Data entries ▸
=-=-=-=-=

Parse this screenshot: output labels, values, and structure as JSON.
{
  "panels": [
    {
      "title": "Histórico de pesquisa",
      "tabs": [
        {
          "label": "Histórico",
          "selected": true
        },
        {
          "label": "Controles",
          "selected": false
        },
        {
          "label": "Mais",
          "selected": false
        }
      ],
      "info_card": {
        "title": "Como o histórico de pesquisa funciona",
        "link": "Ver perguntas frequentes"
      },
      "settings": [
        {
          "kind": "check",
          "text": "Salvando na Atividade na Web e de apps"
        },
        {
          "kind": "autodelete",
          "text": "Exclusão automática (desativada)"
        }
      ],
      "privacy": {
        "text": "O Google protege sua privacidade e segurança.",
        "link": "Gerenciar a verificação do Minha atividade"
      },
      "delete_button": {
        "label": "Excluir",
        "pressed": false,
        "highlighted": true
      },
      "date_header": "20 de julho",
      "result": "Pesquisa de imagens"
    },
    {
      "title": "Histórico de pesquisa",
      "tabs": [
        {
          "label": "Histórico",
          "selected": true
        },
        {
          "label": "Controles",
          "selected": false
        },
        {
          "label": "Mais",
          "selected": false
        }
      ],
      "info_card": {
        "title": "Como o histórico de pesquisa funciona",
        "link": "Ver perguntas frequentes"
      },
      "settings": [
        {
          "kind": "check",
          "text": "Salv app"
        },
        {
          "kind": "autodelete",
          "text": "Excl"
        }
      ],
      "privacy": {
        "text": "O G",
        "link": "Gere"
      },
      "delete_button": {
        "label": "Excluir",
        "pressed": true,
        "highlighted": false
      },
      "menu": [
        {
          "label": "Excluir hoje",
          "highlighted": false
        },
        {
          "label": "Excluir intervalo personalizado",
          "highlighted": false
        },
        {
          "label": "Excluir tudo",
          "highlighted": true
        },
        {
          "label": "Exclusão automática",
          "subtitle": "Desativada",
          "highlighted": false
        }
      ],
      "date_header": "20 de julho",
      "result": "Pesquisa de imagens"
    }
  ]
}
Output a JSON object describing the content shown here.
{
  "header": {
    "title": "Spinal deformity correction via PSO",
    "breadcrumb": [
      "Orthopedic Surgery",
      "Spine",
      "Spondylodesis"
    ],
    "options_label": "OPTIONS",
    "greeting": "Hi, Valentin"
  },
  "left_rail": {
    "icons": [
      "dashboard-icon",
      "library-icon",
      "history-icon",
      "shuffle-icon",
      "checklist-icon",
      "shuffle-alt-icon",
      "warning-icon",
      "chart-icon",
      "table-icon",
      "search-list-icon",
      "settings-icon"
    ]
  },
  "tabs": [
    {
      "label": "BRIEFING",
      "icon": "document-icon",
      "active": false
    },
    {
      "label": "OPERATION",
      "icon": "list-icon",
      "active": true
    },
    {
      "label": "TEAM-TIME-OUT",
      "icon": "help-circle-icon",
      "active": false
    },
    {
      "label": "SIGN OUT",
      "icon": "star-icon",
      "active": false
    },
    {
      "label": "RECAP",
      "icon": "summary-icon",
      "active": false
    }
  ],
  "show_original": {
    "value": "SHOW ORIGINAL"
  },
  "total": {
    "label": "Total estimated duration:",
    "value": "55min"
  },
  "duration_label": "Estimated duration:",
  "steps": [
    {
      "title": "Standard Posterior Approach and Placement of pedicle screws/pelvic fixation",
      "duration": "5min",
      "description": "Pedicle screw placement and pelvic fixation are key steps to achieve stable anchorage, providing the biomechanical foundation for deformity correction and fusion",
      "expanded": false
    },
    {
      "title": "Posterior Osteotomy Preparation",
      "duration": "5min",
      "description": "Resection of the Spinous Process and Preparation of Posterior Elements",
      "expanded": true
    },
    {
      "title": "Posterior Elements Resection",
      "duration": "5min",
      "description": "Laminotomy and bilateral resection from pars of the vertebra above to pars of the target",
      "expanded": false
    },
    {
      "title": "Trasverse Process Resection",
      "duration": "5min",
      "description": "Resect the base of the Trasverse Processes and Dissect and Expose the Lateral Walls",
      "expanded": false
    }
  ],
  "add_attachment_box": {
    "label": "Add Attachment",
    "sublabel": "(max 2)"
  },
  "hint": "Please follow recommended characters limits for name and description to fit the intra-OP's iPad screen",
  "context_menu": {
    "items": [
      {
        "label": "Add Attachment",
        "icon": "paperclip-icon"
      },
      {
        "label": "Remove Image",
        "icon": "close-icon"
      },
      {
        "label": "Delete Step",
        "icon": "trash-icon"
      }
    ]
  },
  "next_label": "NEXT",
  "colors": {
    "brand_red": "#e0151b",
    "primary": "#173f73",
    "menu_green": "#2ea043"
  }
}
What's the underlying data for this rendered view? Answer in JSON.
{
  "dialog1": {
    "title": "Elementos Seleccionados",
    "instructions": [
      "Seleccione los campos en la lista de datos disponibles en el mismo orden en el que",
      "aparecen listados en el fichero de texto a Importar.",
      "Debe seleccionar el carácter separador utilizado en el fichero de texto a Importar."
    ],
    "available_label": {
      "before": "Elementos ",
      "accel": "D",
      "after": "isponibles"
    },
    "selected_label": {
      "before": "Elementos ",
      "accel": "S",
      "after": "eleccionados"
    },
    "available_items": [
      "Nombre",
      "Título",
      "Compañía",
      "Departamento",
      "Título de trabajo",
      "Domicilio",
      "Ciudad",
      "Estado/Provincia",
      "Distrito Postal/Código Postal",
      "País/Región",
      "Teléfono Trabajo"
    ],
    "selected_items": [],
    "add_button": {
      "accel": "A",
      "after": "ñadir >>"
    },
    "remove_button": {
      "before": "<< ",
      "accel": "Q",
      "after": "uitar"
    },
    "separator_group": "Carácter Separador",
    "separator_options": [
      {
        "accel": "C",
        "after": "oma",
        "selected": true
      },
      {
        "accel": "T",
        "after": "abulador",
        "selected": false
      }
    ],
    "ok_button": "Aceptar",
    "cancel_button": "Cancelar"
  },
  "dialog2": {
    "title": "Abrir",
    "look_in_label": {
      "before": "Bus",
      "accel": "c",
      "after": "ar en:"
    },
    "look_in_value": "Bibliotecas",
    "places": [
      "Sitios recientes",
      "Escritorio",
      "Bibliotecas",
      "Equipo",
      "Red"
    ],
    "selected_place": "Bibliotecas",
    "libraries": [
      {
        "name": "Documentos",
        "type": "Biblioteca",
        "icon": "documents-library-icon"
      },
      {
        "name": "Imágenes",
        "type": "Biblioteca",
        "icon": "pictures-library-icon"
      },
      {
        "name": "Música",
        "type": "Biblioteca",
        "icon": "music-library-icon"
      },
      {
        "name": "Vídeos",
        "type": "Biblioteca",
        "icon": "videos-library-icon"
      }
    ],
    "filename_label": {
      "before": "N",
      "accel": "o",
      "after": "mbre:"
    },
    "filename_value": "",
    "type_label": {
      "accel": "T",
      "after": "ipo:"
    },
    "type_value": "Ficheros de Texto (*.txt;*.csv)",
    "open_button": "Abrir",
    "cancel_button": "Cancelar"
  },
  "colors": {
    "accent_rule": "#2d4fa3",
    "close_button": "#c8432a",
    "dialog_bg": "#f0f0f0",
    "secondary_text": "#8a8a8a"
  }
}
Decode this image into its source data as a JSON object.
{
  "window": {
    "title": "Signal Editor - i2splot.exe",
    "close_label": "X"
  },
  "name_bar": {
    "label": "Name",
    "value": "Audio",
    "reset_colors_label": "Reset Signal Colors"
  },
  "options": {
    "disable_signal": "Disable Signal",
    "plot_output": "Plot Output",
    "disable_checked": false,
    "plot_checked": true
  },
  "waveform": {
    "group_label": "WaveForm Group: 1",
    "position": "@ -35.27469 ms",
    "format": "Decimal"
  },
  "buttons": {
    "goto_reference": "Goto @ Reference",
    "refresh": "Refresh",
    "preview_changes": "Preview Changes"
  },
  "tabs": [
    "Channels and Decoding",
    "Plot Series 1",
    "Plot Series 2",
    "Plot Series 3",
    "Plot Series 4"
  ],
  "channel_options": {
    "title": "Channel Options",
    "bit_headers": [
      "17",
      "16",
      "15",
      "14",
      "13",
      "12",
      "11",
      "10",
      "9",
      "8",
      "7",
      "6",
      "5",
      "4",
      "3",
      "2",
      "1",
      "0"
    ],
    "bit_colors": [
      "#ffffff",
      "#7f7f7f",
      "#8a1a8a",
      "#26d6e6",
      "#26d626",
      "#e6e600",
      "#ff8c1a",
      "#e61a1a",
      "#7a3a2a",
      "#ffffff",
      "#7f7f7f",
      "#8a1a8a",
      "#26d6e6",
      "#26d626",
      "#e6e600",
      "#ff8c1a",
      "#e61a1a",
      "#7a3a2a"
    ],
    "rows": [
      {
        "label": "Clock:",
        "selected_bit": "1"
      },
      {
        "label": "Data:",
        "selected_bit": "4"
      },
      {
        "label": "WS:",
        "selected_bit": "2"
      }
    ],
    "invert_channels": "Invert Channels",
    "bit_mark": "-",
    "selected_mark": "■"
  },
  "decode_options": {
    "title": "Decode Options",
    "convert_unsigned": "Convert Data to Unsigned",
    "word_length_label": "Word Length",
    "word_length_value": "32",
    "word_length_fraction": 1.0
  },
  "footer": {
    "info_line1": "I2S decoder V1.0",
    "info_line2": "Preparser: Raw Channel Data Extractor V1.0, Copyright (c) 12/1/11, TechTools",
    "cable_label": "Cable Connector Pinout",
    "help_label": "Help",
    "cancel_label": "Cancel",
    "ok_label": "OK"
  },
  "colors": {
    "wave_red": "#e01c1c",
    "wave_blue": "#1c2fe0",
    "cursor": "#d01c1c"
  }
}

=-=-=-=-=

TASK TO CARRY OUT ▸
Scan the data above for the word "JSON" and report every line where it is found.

YOUR RESPONSE ▸
Parse this screenshot: output labels, values, and structure as JSON.
Output a JSON object describing the content shown here.
What's the underlying data for this rendered view? Answer in JSON.
Decode this image into its source data as a JSON object.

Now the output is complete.